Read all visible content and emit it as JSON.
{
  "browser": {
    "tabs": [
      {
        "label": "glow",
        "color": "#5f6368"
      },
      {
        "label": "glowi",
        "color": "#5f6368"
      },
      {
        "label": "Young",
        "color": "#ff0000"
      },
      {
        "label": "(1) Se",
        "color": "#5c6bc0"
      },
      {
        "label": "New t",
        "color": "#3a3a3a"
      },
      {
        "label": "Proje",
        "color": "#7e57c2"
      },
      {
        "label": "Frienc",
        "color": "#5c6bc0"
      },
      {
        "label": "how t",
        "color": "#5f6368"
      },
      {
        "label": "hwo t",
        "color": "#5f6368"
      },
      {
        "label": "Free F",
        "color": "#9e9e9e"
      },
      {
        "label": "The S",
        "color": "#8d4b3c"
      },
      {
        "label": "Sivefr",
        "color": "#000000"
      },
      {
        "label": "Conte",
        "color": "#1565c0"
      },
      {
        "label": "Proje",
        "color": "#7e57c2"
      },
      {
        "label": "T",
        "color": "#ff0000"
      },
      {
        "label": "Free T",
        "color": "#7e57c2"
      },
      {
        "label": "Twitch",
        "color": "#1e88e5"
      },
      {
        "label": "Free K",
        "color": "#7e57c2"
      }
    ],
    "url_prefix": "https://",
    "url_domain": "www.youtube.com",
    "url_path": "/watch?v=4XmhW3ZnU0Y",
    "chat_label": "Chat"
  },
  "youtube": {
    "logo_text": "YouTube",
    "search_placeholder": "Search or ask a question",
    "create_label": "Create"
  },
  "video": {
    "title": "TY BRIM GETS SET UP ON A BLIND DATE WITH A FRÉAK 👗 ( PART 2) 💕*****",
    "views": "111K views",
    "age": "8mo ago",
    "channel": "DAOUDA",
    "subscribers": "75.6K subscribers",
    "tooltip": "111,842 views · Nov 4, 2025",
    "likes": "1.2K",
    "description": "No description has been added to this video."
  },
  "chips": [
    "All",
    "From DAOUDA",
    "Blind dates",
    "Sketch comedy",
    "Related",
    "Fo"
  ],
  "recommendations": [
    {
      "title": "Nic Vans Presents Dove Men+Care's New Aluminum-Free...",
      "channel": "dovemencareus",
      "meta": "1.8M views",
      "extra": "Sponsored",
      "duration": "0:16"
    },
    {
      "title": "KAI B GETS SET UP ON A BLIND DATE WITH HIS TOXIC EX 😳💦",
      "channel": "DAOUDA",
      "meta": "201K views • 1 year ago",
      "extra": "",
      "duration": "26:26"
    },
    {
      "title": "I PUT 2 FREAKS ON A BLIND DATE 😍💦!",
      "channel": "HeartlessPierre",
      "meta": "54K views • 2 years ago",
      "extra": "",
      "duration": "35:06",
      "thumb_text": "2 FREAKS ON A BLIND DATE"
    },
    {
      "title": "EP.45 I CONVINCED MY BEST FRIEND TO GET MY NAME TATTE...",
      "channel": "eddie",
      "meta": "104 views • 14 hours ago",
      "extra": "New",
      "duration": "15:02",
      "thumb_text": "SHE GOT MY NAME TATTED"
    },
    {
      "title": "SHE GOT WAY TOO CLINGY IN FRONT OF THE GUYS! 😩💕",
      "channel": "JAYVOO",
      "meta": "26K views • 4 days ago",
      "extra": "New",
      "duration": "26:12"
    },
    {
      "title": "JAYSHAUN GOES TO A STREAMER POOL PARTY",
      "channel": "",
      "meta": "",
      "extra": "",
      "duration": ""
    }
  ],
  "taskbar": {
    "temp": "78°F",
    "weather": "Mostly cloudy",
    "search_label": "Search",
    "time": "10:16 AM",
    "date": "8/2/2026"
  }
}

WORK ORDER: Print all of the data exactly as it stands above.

TASK SOLUTION:
Read all visible content and emit it as JSON.
{
  "browser": {
    "tabs": [
      {
        "label": "glow",
        "color": "#5f6368"
      },
      {
        "label": "glowi",
        "color": "#5f6368"
      },
      {
        "label": "Young",
        "color": "#ff0000"
      },
      {
        "label": "(1) Se",
        "color": "#5c6bc0"
      },
      {
        "label": "New t",
        "color": "#3a3a3a"
      },
      {
        "label": "Proje",
        "color": "#7e57c2"
      },
      {
        "label": "Frienc",
        "color": "#5c6bc0"
      },
      {
        "label": "how t",
        "color": "#5f6368"
      },
      {
        "label": "hwo t",
        "color": "#5f6368"
      },
      {
        "label": "Free F",
        "color": "#9e9e9e"
      },
      {
        "label": "The S",
        "color": "#8d4b3c"
      },
      {
        "label": "Sivefr",
        "color": "#000000"
      },
      {
        "label": "Conte",
        "color": "#1565c0"
      },
      {
        "label": "Proje",
        "color": "#7e57c2"
      },
      {
        "label": "T",
        "color": "#ff0000"
      },
      {
        "label": "Free T",
        "color": "#7e57c2"
      },
      {
        "label": "Twitch",
        "color": "#1e88e5"
      },
      {
        "label": "Free K",
        "color": "#7e57c2"
      }
    ],
    "url_prefix": "https://",
    "url_domain": "www.youtube.com",
    "url_path": "/watch?v=4XmhW3ZnU0Y",
    "chat_label": "Chat"
  },
  "youtube": {
    "logo_text": "YouTube",
    "search_placeholder": "Search or ask a question",
    "create_label": "Create"
  },
  "video": {
    "title": "TY BRIM GETS SET UP ON A BLIND DATE WITH A FRÉAK 👗 ( PART 2) 💕*****",
    "views": "111K views",
    "age": "8mo ago",
    "channel": "DAOUDA",
    "subscribers": "75.6K subscribers",
    "tooltip": "111,842 views · Nov 4, 2025",
    "likes": "1.2K",
    "description": "No description has been added to this video."
  },
  "chips": [
    "All",
    "From DAOUDA",
    "Blind dates",
    "Sketch comedy",
    "Related",
    "Fo"
  ],
  "recommendations": [
    {
      "title": "Nic Vans Presents Dove Men+Care's New Aluminum-Free...",
      "channel": "dovemencareus",
      "meta": "1.8M views",
      "extra": "Sponsored",
      "duration": "0:16"
    },
    {
      "title": "KAI B GETS SET UP ON A BLIND DATE WITH HIS TOXIC EX 😳💦",
      "channel": "DAOUDA",
      "meta": "201K views • 1 year ago",
      "extra": "",
      "duration": "26:26"
    },
    {
      "title": "I PUT 2 FREAKS ON A BLIND DATE 😍💦!",
      "channel": "HeartlessPierre",
      "meta": "54K views • 2 years ago",
      "extra": "",
      "duration": "35:06",
      "thumb_text": "2 FREAKS ON A BLIND DATE"
    },
    {
      "title": "EP.45 I CONVINCED MY BEST FRIEND TO GET MY NAME TATTE...",
      "channel": "eddie",
      "meta": "104 views • 14 hours ago",
      "extra": "New",
      "duration": "15:02",
      "thumb_text": "SHE GOT MY NAME TATTED"
    },
    {
      "title": "SHE GOT WAY TOO CLINGY IN FRONT OF THE GUYS! 😩💕",
      "channel": "JAYVOO",
      "meta": "26K views • 4 days ago",
      "extra": "New",
      "duration": "26:12"
    },
    {
      "title": "JAYSHAUN GOES TO A STREAMER POOL PARTY",
      "channel": "",
      "meta": "",
      "extra": "",
      "duration": ""
    }
  ],
  "taskbar": {
    "temp": "78°F",
    "weather": "Mostly cloudy",
    "search_label": "Search",
    "time": "10:16 AM",
    "date": "8/2/2026"
  }
}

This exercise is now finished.